# WHAT YOU WILL DO
Find each line in the following listing that has the string "title", then state the count and nothing else.

# RECORDS SUPPLIED
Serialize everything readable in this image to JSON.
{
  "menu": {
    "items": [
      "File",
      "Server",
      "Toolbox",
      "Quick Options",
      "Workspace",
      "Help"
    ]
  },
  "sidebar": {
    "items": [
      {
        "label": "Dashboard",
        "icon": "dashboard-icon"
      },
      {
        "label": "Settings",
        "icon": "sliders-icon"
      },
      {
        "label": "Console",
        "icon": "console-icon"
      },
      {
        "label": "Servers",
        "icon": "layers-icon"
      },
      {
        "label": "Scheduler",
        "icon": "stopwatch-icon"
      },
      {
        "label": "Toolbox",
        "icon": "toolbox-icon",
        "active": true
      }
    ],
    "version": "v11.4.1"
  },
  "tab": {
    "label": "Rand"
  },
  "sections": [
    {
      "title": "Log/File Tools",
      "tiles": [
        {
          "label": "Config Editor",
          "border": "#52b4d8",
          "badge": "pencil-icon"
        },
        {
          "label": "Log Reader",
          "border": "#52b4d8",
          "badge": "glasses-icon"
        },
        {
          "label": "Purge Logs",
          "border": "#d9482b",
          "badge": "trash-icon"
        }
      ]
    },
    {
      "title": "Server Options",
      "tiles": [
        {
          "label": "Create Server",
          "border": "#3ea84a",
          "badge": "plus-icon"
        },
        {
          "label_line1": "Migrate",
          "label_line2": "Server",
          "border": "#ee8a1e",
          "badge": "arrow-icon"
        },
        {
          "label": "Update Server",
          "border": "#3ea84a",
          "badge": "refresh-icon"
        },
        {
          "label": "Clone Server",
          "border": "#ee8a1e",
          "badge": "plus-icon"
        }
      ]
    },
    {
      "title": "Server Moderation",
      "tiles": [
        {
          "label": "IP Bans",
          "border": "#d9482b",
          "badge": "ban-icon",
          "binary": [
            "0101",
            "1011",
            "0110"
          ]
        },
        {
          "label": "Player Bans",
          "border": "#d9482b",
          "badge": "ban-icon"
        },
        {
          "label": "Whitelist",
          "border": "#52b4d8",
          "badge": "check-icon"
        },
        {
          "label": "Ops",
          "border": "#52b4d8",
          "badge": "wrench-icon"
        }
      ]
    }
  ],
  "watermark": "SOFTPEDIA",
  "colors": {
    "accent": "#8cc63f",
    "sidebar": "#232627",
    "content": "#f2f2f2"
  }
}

# SOLUTION TO THE EXERCISE
3